This is not an easy question. One has to start with a definition of "ethical". I suspect there are more types of "ethical" than there are vegetarians! One can get to be concerned about the ethics of almost anything, depending upon where you start from. Tobacco and alcohol companies are obvious. So are casinos and gambling/wagering companies. Then there are polluters, with chemical, mining and paper companies at the top of the list. However, almost any company can be a polluter. For example, does Telstra pollute because they release radiation from their mobile phone business? Then there are those that exploit third world labour and that can be a very long list. Globalisation has got a bad name, so that could exclude international companies. Only 3% of executives in Australia are women according to today's AFR, so if women's rights are an ethical issue, that will exclude almost every company in the country. Maybe some of this is going a bit far, but I think you can see that one woman's "ethical" is different to another's.

If you want to get into this, I suggest researching it on the Internet. There has been a fair bit written about it in the media like AFR and Shares/Personal Investor and newspapers generally. There are even some funds that specialise in ethical investing - your broker or financial planner should be able to point you towards them.

You can also research company web sites and annual reports. Get the addresses from the ASX web site. You can even go to annual general meetings and ask questions. In the areas of pollution and third world labour exploitation, the facts can be hard to come by. However, I suspect there is quite a lot available on the Internet if you search it - there are a lot of pro-active people out there in the wide world watching and reporting.

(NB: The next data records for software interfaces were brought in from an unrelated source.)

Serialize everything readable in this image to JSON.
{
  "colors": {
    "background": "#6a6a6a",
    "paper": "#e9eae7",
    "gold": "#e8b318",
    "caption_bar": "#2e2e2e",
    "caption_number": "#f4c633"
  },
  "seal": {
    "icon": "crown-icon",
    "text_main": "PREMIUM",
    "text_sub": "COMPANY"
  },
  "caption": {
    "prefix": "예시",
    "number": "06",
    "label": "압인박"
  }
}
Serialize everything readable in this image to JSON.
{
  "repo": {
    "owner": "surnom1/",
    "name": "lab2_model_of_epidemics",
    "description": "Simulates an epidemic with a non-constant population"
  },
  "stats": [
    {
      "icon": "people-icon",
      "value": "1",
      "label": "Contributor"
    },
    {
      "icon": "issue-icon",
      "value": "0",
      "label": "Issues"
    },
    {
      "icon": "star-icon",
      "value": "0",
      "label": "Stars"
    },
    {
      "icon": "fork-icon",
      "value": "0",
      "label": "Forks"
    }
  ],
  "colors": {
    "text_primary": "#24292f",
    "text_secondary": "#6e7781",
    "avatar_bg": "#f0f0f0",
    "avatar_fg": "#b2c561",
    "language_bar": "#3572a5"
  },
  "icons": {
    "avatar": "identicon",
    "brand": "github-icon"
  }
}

What you do have to be careful of is that the people pushing ethical investing are not in fact exploiting you - your fears, prejudices, compassion for your fellow human beings, or whatever. I suspect that "ethical" sells fairly well and is another niche product for which premium fees can be extracted. In particular there may be a trade off between return and your principles. Make sure you are aware of the cost.